The NSSE (pronounced “Nessie”) is the National Survey of Student Engagement, and if you’re a first year or senior, you might have recently seen a link coming through your Beloit inbox (around Feb. 18) asking you to answer some questions. The aim of the survey is to measure student engagement. Student engagement in the NSSE has two elements: time and effort students devote to educational activities and how the college organizes itself to encourage student participation.
The NSSE is coordinated and administered by the Center for Postsecondary Research in the Indiana University of Education, and has been around since 1998. Beloit College has been involved twice before, in 2008 and 2011. The 2011 NSSE findings showed, for example, that 94 percent of first year students felt that Beloit College had a substantial commitment to their academic success.
The findings aren’t only about purely engagement in the classroom, but also tell us about students’ engagement with faculty and course materials outside of the classroom: 92 percent of seniors in 2011 reported at least occasionally discussing career plans with faculty members and 84 percent of first year students frequently discussed readings or ideas from coursework outside of class.
The college will use the findings of the NSSE to enhance students’ experience. Past NSSE results for Beloit have been used successfully to apply for a TRIO grant, which fund the McNair Scholars Program and Student Support Services program, both of which support the success of low-income, minority, or first-generation college students.
The NSSE findings are of special interest to Beloit this year, as seniors who complete the NSSE will be the first cohort of students who have experienced the new curriculum and Advising Practicum.

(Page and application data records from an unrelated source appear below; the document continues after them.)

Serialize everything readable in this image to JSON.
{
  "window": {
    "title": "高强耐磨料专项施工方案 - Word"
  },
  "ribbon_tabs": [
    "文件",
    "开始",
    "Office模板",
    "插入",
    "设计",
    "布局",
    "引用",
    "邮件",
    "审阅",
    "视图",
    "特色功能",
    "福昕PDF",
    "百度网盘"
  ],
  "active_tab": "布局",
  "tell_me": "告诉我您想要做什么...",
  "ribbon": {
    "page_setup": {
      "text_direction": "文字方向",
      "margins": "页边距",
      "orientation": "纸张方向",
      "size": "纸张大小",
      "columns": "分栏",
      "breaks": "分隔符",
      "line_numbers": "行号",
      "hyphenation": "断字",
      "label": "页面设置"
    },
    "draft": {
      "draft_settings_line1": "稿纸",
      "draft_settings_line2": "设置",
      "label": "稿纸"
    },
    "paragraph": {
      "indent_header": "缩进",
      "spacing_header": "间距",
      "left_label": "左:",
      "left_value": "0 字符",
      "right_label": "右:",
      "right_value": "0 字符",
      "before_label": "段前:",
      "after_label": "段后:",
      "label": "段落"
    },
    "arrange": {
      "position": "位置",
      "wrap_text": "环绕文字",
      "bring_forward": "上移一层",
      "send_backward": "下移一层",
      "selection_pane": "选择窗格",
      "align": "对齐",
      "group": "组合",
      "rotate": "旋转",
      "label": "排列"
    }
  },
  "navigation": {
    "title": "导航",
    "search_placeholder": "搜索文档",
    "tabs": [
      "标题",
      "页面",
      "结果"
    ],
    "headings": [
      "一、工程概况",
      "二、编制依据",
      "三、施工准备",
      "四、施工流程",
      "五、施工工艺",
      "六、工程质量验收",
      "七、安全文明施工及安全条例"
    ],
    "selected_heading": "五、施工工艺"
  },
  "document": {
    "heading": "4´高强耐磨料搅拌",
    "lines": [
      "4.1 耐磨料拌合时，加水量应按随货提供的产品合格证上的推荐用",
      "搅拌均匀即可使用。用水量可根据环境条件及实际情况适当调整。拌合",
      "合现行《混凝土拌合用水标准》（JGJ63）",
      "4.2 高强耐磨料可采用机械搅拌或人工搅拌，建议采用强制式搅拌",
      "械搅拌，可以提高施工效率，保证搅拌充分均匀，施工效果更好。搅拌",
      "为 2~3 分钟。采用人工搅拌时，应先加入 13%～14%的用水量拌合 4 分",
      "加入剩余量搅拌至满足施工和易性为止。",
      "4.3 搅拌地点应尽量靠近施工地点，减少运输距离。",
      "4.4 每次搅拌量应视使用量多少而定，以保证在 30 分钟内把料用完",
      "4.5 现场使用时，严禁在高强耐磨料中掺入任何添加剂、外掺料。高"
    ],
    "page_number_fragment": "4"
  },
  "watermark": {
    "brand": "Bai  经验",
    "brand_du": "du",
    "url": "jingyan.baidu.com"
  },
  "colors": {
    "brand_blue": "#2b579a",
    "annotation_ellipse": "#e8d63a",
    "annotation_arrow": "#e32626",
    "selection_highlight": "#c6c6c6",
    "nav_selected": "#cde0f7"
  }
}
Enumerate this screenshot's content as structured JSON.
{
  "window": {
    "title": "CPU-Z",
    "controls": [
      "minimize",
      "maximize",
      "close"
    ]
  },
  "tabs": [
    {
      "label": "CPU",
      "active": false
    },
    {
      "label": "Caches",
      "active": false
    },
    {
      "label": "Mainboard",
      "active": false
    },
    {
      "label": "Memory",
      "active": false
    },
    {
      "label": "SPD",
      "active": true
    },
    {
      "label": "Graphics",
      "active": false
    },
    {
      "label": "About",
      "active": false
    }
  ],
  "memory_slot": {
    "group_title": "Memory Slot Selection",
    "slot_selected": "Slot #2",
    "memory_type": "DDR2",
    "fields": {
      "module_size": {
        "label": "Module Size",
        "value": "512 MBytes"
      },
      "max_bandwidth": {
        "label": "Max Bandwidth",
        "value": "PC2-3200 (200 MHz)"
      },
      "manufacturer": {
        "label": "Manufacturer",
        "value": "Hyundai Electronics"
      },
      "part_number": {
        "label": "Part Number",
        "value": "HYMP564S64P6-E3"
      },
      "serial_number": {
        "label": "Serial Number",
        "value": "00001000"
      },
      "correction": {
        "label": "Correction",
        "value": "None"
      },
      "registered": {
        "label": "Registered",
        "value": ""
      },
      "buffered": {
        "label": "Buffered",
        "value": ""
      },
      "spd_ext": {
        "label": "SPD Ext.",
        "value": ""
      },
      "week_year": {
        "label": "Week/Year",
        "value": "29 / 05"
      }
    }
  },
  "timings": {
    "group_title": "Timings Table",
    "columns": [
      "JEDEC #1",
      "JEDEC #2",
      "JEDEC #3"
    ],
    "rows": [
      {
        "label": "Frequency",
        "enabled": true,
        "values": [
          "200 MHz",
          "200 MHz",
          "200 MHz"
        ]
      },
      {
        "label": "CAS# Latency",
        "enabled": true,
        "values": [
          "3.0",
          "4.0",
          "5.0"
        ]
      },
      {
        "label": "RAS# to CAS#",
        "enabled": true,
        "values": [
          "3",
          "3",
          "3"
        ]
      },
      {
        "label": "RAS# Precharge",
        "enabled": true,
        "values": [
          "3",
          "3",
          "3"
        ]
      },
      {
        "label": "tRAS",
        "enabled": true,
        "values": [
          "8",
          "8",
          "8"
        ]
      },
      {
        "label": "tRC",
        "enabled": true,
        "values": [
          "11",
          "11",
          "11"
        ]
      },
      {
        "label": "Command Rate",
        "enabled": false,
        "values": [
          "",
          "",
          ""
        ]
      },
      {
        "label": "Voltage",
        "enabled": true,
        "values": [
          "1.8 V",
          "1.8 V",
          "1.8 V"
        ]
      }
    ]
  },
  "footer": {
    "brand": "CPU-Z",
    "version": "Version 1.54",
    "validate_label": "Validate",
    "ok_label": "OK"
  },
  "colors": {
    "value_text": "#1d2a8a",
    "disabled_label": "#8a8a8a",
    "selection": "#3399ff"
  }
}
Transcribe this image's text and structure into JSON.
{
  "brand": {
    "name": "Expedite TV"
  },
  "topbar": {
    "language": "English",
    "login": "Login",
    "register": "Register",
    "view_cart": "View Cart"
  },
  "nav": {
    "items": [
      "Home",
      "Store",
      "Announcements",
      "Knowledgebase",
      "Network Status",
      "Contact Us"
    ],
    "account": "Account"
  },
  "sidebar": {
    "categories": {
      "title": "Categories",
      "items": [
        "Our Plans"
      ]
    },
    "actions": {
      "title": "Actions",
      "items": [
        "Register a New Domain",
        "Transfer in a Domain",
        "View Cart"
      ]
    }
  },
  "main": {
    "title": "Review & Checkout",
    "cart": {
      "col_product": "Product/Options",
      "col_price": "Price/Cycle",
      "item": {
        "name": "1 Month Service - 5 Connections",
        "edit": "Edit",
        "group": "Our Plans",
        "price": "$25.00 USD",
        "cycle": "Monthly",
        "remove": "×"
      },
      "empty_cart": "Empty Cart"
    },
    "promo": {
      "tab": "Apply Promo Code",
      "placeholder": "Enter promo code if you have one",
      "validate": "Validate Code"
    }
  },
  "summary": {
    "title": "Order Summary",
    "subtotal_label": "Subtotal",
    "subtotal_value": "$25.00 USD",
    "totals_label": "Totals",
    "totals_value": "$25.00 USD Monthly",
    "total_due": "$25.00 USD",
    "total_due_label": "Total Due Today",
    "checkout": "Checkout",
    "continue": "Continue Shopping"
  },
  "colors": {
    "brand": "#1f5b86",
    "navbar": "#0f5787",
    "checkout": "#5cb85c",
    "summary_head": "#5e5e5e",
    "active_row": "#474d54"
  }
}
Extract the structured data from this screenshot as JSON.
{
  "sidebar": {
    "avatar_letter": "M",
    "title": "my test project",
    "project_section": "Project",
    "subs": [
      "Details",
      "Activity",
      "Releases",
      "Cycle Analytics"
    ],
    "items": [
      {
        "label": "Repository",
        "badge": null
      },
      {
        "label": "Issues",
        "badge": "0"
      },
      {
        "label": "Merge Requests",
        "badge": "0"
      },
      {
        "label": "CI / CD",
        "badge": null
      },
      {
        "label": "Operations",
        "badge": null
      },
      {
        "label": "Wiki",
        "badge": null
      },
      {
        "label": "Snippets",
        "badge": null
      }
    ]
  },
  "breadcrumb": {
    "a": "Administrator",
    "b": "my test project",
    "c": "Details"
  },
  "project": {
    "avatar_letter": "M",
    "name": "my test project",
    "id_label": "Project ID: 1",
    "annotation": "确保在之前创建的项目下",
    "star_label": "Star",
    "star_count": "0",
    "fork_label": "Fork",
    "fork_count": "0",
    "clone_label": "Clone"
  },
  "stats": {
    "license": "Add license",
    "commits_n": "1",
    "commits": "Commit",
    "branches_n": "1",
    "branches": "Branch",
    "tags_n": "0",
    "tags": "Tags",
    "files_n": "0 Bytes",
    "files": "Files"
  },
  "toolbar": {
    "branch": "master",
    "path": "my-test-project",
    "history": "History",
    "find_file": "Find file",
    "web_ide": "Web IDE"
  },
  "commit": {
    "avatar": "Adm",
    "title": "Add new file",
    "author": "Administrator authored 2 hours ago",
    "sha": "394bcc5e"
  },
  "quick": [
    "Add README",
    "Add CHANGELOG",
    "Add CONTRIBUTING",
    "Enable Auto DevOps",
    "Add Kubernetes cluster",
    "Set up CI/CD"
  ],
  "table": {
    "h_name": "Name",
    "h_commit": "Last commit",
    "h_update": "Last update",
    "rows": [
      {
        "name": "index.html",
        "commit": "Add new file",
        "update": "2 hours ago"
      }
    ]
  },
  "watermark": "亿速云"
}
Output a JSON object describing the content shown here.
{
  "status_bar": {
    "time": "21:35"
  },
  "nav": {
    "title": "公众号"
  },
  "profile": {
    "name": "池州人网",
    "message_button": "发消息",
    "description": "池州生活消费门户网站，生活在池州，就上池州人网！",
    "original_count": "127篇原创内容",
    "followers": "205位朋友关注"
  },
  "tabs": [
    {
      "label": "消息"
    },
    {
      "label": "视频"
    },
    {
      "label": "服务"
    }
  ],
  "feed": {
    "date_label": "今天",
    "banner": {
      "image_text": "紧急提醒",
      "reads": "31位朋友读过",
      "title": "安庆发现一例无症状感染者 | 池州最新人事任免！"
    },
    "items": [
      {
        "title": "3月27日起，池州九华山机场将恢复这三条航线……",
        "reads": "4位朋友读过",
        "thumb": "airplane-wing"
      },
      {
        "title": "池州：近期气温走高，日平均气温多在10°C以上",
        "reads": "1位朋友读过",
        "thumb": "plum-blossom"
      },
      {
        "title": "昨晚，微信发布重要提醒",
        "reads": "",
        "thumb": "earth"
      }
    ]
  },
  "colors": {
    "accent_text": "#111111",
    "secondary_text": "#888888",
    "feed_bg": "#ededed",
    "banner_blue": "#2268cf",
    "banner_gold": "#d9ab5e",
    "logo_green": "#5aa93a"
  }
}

“The college has so many exciting initiatives under way to support students to engage with their own education in meaningful ways. The NSSE findings will be one way we can tell if students are responding to these opportunities and engaging differently with their education than students in the past,” says Director of Strategic Research and Assessment Ellenor O’Byrne.
Want to learn more? Read about the survey here.